So, new labelling practices will have to be put in place, as consumers will no longer be satisfied with the limited information provided by the manufacturer. With consumers becoming increasingly demanding, producers need to find new channels to demonstrate the quality of their products, maintain trust and build consumer loyalty.
Through digital marking technologies, a simple click on a smartphone connects the brands directly to the consumers to supply them, on the one hand, with the compulsory indications that can be certified by a trusted third party, and on the other, with the information brands consider relevant to differentiate themselves from their competitors and promote their products. Moreover, these digital technologies are extremely flexible and scalable: the information available to the consumer can be adapted in time and space, in keeping with current events and circumstances. So, they enable virtuous companies to highlight their involvement in improving the food value chain and promote the benefits of their products.
Economically Viable Solutions
Finally, marking technologies are the perfect answer to the problems of economic feasibility. In the wake of the publication of the Farm-to-Fork Strategy, concern arose regarding the costs of implementing such measures. Some warned against the risk of exploding costs, leading to indebtedness and the disappearance of the actors most at risk, such as SMEs, organic producers, or small producers. Fortunately, digital marking technologies are extremely cost-efficient and can be implemented at minimal cost, largely offset by the commercial and other benefits. They integrate seamlessly into existing marking and printing processes, require no additional consumables – no special inks, no holograms, and no special tags – and have a zero-carbon footprint. So, the cost of these solutions is more than offset by the users’ benefits, both in terms of safety and the relationship of trust with the consumer.
The Farm-to-Fork Strategy is undeniably one of the most ambitious initiatives at the global level aiming at ensuring the safety and sustainability of a food system. All the implications are not yet fully known and will become clearer as the Strategy is being implemented.
Europe will unquestionably become one of the most regulated but safest food regions in the world.

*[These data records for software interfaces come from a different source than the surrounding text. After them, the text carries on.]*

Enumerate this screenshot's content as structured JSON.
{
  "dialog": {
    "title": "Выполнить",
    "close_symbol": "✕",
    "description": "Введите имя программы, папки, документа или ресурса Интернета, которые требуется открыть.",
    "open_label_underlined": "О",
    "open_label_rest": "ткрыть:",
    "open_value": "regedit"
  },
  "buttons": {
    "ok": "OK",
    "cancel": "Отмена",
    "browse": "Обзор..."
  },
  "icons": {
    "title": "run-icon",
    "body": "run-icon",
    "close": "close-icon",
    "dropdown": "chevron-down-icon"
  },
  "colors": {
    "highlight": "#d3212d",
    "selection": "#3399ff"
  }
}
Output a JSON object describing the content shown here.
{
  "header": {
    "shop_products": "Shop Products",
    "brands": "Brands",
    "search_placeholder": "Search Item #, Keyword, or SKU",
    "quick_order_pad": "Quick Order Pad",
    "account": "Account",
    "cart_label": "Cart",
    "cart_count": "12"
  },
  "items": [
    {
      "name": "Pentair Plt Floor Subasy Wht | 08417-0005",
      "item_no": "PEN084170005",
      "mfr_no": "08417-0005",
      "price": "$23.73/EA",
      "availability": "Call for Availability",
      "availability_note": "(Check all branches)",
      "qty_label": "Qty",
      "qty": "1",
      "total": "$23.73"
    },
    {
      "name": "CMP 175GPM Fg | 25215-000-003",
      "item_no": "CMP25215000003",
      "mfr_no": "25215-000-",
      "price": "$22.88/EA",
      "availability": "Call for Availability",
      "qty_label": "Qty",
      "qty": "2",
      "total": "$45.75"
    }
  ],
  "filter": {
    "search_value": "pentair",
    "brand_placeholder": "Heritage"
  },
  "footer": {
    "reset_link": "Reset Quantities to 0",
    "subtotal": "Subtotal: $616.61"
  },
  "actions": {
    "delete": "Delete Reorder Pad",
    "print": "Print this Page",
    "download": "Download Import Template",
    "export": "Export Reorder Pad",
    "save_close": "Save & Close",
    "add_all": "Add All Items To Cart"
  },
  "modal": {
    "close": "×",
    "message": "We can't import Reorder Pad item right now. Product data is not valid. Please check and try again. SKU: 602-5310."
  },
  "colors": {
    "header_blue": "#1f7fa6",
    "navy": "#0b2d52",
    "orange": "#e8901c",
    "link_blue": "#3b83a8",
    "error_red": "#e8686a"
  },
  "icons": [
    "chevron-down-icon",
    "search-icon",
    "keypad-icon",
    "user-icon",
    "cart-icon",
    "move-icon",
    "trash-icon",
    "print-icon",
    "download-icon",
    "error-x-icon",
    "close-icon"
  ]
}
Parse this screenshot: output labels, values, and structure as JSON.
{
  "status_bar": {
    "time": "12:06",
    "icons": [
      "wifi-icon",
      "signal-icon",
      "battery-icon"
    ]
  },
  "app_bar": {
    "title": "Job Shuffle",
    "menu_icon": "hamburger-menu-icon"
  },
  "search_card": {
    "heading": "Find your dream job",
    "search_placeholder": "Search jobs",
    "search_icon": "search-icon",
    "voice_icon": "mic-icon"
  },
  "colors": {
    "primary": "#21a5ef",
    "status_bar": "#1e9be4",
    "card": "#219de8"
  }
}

This represents a tremendous opportunity for producers and manufacturers to implement real safety and traceability strategies and to integrate these assets to ensure and regain consumer confidence in Europe and beyond.
For the other regions of the world, Asia or the Americas, where consumers share the same concerns and fears, the demand for authenticable European products with guaranteed traceability is growing rapidly, opening up new opportunities and markets for companies that know how to evolve and adapt. The technologies are available, they are safe, proven, and economically viable and – if it were the EU political will – would even fit effortlessly into the eIDAS trust environment. The companies that use them are the first to stand out and benefit from this new environment.
About Advanced Track & Trace
Advanced Track & Trace® develops innovative authentication, identification and tracking technologies for a better protection of products, companies, citizens, and trade. For over 15 years, Advanced Track & Trace® has had trust-based relationships with leading customers and partners: companies, governments, institutions, based on its ability to offer creative, valuable, reliable, and durable solutions. www.att-fr.com
For more information, please contact info@ att-fr.com